▼

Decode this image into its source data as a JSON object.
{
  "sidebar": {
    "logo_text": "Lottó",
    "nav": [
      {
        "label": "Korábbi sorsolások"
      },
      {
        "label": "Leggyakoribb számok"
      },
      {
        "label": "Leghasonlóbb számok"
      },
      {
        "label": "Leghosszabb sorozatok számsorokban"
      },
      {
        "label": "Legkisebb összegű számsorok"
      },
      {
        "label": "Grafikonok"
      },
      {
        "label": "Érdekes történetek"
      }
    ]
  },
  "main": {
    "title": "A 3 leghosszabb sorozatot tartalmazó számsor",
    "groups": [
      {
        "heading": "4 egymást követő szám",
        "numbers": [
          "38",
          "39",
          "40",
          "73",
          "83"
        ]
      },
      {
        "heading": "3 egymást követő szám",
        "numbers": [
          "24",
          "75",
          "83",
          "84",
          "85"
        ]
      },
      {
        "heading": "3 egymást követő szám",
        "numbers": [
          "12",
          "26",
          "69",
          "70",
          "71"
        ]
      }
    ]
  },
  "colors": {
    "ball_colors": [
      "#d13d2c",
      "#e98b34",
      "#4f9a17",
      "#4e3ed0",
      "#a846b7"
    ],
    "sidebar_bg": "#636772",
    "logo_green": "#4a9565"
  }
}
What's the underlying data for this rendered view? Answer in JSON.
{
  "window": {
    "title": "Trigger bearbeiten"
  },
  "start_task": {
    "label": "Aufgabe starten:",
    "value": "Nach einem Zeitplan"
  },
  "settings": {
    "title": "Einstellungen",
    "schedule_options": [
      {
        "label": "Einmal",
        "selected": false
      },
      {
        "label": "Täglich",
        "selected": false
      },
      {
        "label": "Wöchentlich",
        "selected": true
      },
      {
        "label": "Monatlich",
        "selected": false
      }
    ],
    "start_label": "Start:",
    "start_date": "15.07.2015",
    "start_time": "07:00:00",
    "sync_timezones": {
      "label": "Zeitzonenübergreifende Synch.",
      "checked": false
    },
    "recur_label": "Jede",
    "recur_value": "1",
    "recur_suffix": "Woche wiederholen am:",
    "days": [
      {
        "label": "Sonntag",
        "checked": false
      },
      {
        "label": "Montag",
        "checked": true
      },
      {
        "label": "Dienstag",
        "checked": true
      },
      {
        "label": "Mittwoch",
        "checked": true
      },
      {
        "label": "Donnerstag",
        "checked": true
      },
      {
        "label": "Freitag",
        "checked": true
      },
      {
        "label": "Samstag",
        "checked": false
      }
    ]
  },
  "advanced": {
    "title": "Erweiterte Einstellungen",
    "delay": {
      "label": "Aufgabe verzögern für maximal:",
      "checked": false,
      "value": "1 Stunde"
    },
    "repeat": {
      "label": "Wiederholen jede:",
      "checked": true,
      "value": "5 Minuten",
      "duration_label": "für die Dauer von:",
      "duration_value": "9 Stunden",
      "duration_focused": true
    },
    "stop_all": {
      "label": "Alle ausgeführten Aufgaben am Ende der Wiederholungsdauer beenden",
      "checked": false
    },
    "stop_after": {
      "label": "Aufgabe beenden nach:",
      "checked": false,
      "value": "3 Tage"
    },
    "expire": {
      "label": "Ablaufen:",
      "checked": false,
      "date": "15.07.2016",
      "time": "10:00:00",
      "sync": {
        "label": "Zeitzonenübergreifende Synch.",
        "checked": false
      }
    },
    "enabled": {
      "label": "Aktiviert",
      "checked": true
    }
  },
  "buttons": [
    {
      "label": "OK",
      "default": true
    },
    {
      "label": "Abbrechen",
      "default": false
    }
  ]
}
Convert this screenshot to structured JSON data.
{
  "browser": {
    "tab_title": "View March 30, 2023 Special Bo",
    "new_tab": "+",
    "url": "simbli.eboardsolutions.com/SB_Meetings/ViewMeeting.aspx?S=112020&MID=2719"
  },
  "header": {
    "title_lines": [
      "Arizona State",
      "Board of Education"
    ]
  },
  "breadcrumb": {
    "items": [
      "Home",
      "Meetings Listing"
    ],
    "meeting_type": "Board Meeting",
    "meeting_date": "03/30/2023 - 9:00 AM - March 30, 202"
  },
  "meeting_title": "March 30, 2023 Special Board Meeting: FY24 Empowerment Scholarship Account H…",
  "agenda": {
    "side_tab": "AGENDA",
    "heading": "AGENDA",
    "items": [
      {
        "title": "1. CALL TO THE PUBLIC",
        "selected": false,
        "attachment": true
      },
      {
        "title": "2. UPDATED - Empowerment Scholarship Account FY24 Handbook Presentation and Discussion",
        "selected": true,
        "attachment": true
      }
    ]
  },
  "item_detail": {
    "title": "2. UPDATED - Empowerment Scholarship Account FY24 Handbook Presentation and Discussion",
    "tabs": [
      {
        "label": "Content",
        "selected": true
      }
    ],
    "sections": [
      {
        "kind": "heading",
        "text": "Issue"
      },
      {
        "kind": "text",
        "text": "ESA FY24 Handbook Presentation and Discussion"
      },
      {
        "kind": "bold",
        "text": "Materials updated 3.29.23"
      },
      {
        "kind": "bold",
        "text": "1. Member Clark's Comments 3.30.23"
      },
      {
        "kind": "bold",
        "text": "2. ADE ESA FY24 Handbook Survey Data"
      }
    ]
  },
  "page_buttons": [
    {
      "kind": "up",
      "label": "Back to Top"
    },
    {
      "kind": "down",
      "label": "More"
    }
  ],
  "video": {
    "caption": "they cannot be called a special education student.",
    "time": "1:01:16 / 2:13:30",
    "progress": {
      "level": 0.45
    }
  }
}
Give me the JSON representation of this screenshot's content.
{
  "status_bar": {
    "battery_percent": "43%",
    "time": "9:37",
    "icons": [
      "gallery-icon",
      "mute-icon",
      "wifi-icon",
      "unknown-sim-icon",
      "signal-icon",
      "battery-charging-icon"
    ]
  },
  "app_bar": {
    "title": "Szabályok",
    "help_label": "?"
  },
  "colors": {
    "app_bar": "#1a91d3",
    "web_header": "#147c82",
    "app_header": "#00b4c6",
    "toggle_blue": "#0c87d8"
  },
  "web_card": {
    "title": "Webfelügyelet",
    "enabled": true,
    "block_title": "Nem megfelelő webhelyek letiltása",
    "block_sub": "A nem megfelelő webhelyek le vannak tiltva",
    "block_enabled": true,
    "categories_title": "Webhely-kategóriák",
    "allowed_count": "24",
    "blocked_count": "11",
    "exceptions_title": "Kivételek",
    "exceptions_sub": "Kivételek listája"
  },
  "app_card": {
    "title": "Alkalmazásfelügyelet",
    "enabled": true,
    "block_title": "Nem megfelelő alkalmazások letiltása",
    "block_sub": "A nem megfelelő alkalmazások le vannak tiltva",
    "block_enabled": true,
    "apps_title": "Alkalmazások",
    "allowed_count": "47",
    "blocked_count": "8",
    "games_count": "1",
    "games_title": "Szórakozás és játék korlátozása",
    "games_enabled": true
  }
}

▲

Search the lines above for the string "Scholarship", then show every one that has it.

  "meeting_title": "March 30, 2023 Special Board Meeting: FY24 Empowerment Scholarship Account H…",
        "title": "2. UPDATED - Empowerment Scholarship Account FY24 Handbook Presentation and Discussion",
    "title": "2. UPDATED - Empowerment Scholarship Account FY24 Handbook Presentation and Discussion",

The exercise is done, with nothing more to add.